We see it every day. A company invests in and implements expensive marketing automation software and then, almost as an afterthought, realises, ‘Oh yeah, we need to create some content now.’ So, the product managers and IT developers, who have lots of knowledge about the product, sit down to start writing. But they’ve already got enough work to do as it is. Writing is not high on their list of priorities, because they actually don’t have time to do it. Fair enough, writing isn’t their area of expertise anyway. As a result, they produce illegible white papers, poorly worded blog posts and newsletters full of articles about their product that nobody wants to read. This content is then pumped into the marketing automation software. It’s like pouring a bottle of salad oil into the tank of your brand-new BMW.
What you need is some real fuel! Here are four tips to get your engines running:
1. Your tone of voice: always clear
Lots of companies focus on formulating the right ‘tone of voice’, the way they want to speak to their target groups. The most important thing is to make clarity your number-one priority. Even if you have a complex message, make sure to communicate as clearly as possible. Clarity means simple writing. Avoid needlessly long sentences and complicated sentence structures. Stick to ‘subject’ + ‘verb’ + ‘the rest of the sentence’. Avoid vague verb constructions that contain words like ‘might’ and ‘should’, and write as specifically as possible. If you’re not sure where to start, take a lesson from Stephen King.
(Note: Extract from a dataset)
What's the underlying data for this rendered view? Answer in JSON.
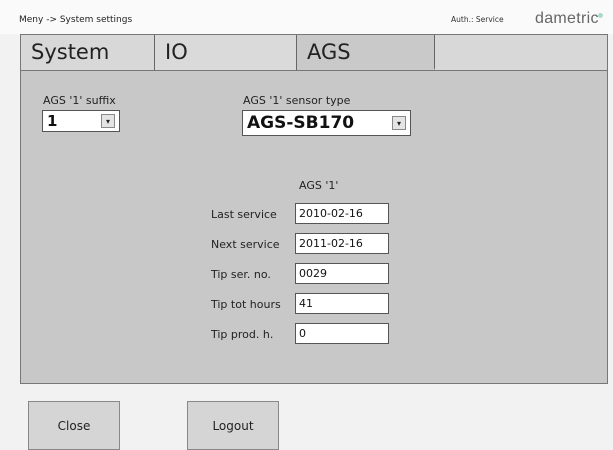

2. Your product or service is not the focus
Content-marketing is not a channel for your commercial messaging. Most people don’t care about your specific product or service. They’re interested in the underlying problem your product or service solves. Suppose you’re an HR consultant and you’re specialised in assessments. Don’t write a blog about why your approach is so spot-on. Instead, write about the problem that your assessment solves: hiring qualified people.
3. Be creative
People are constantly bombarded with content these days. They usually devote just a few seconds to deciding whether to read a blog post. That means it’s essential to catch their eye and get straight to the point. Don’t water down your message with vague language. Be creative. Surprise your reader with a good laugh, a striking quote or a perfect metaphor. Enhance your text with appealing photos, videos or info-graphics. Also get creative about the form in which you offer your content. Instead of sending yet another white paper, for example, try writing a guidebook or creating a magazine. Instant Magazine is one tool that easily enables you to do this.
4. Choose a broad target group.
Most B2B companies have a limited target group: their direct (potential) customers. This greatly limits the possible reach of your content. To broaden your reach, target influencers who are already getting through to your potential customers. The company Buffer uses this strategy with its platform for sharing and monitoring content through social media. The result: thousands of shares and likes. This approach also means you don’t have to limit yourself to topics related to your product or service. You can write about topics that will attract an even larger audience. Read here about how Buffer rolled out this strategy.